it cannot be measured by a lab test. research shows people who take h-i-v treatment every day and get to and stay undetectable can no longer transmit h-i-v through sex. serious side effects can occur, including kidney problems and kidney failure. rare, life-threatening side effects include a buildup of lactic acid and liver problems. do not take biktarvy if you take dofetilide or rifampin. tell your doctor about all the medicines and supplements you take, if you are pregnant or breastfeeding, or if you have kidney or liver problems, including hepatitis. if you have hepatitis b, do not stop taking biktarvy without talking to your doctor. common side effects were diarrhea, nausea, and headache. if you're living with hiv, keep loving who you are. and ask your doctor if biktarvy is right for you. last thing before we go tonight, that guy. tim ryan of ohio. he is leaving the house to run for an open ohio senate seat.
ryan said for years he is in politics for the people that shower after work and not before. the working men and women, the ones his party forgot how to talk to. a mcdonald's democrat in the party of whole foods. he challenged pelosi for speaker a few years back. i don't have to tell you how that went. he remains a vocal member of the house. what you are about to hear is delivered more passionately than we have heard from biden, pelosi or schumer about what is in the biden bills that would actually help make americans lives better. >> this infrastructure bill is about two things. it is about putting money in the pockets of the american people who had a rough go for the last 40 years. and this is about taking on china. we have seen in the last couple of weeks ceo pay since the 1970s
has gone up 1,300%. we have seen that the top 10 wealthiest people in the country own 90% of the stocks. so the bill is about how we get money in the pockets of people. universal preschool. one year less of child care that a family has to pay. money in their pockets. capping child care at 7% of your income. money in your pockets. helping seniors with glasses and hearing aids. money in their pockets. a tax cut finally for working people, and not for the top 1%. but for families. that is money in their pockets. if we don't recognize in this chamber and down the hall that china is a looming threat. they are here. semiconductors, out manufacture us. electric vehicles, out

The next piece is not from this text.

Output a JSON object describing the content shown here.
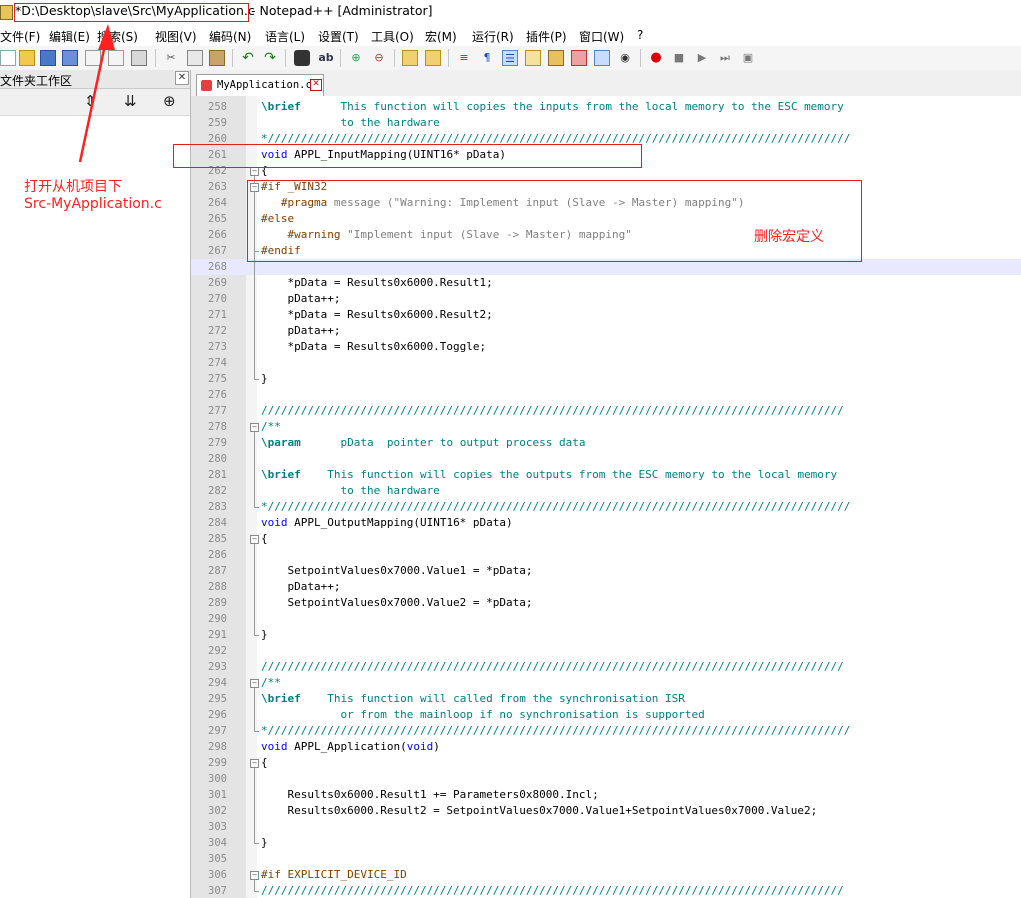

manufacture us. communications equipment, they out manufacture us. pharmaceuticals our seniors get their pharmaceuticals from china. when are we going to wake up and have the guts to level the playing field. the guts to take on china. the guts to do what is right so our kids and grand kids can thrive in the united states. we have to make these investments. we have to make them now. washington has to wake up. the next bill we have to pass is mandarin in all of our schools before the game will be over. yield back the balance of my team. >> the lesson is that it can be done. a democrat can speak in terms that american families can understand. that often starts with understanding american life these days. starting with child care, education, what it costs all of us to fill our tanks. that is our broadcast for this